Recently, I’ve become fascinated with this idea of the player and the victim, and I’m seeing it everywhere. The player is someone who looks at the situation and wonders how they impacted the outcome. “Wow, that was a big fight. In what way did I create or contribute to the situation to cause that fight?”. The victim is someone who takes more of a blaming stance. “That jerk took his bad mood out on me”. I’m seeing it literally everywhere. “The investors don’t get my business” vs “I’m not articulating my business in a way that makes investors excited”. “You don’t trust me” vs “What am I doing that causes you to doubt me?”. “My startup failed b/c we ran out of money” vs “My startup failed b/c I didn’t understand the economics of my business well enough”. “This meeting is brain damage” vs “I have an experiment I’d like to try with the format of this meeting, if you’re game”

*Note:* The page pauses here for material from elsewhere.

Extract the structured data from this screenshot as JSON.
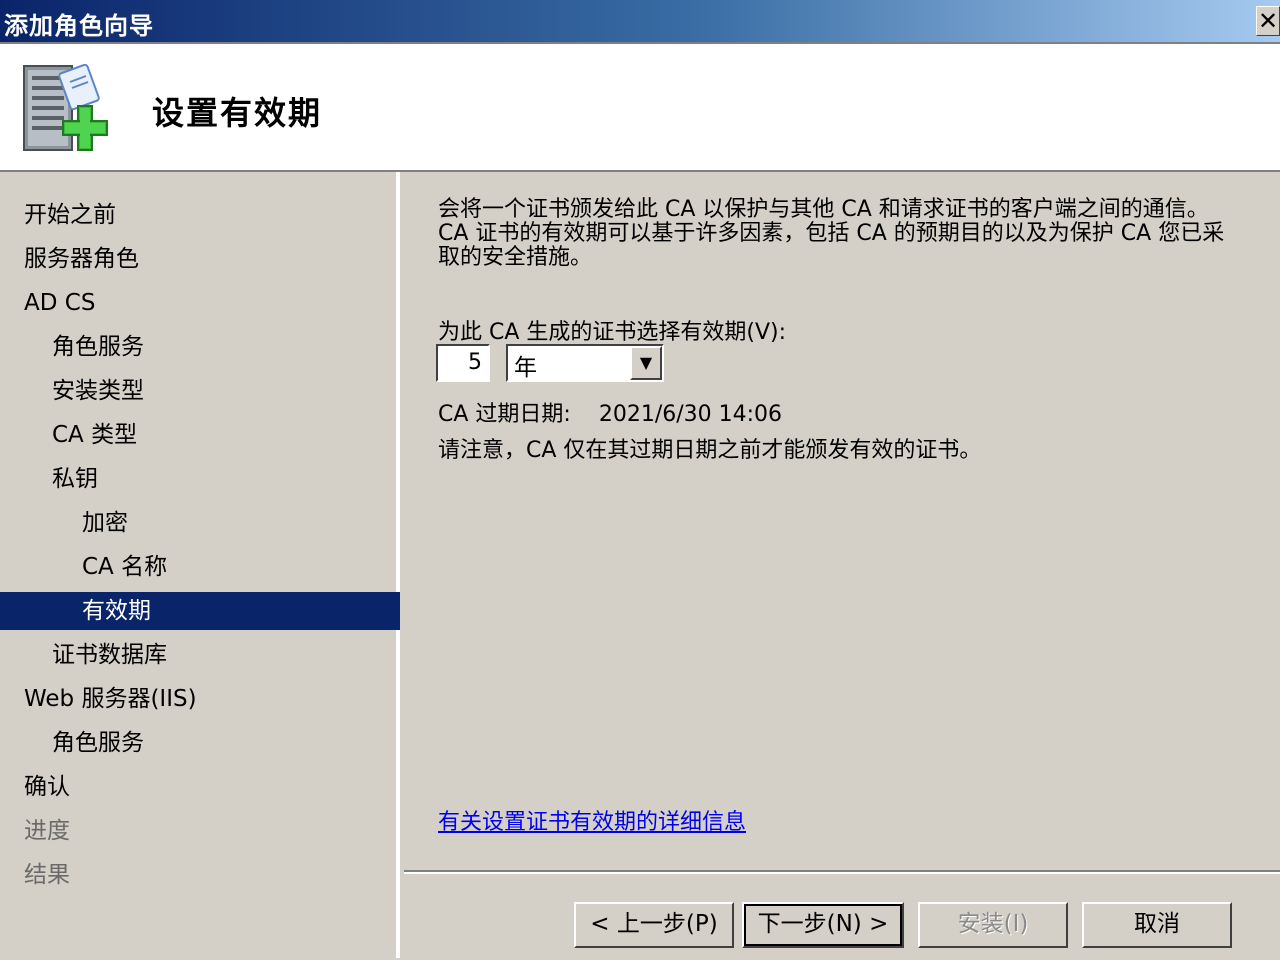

I worry that being identified as the victim here, as a woman in tech, creates victims. In fact I can think back on 2 specific situations where I walked out of a meeting extremely frustrated from not being heard, thinking “I’m just in a room full of men, THIS is what they mean by being a female in tech”. But in retrospect, I took the victim stance. I should have asked myself “What am I doing that’s contributing to my inability to get my point across?”. If I can answer that question, I can take myself to the next level (which I have by the way!). Blame them for not being included in the boys club, and I move backwards, never in control of my own destiny.
I’m not saying that prejudice and bias don’t happen. They do. And they did in both of those meetings where I was frustrated. But the only way I can change what the world thinks of me is by not playing the part of the victim. I don’t want to play the part of a woman in tech – but rather of someone who excels in her role, who can adapt to constantly changing and fast paced environments, with people that I do and do not identify with. It’s not about me being a woman. It’s about me kicking ass at whatever I chose to.

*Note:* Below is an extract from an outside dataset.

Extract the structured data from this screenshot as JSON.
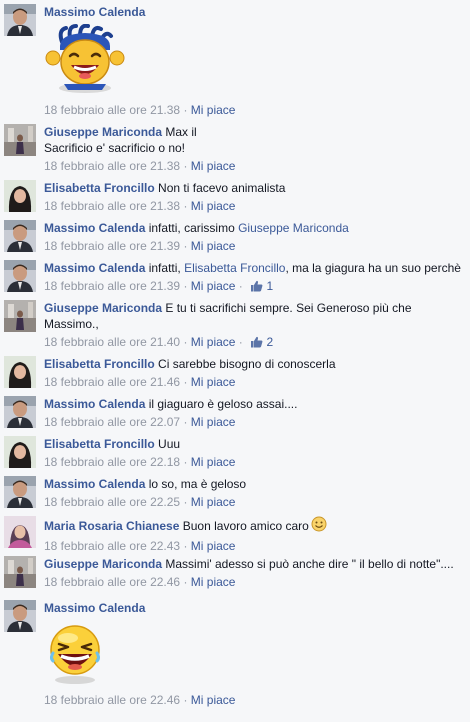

Thanks Katie. Don’t lets stop this conversation.
I just spent the morning alongside David Brown, talking to 115 middle school students about entrepreneurship. I do this periodically and it’s one of the most fun days of my year. The amount of unbridled energy and enthusiasm in the room is always palpable, and the kids have wonderfully insightful questions on how to startup a startup. Questions like:
Rewording some of these questions, they sound identical to the same topics we often discuss at Techstars. I can only imagine that if we really taught entrepreneurship to kids at this age, imagine how much more quickly adult entrepreneurs could move through the stages of a startup. Maybe they would be less afraid of failure, know more about when they’ve hit product/market fit…
I’m all for teaching kids entrepreneurship and wish more middle schools did it. Consider pushing your local school to add it to their curriculum, or mentoring a young student if they have a program in place already.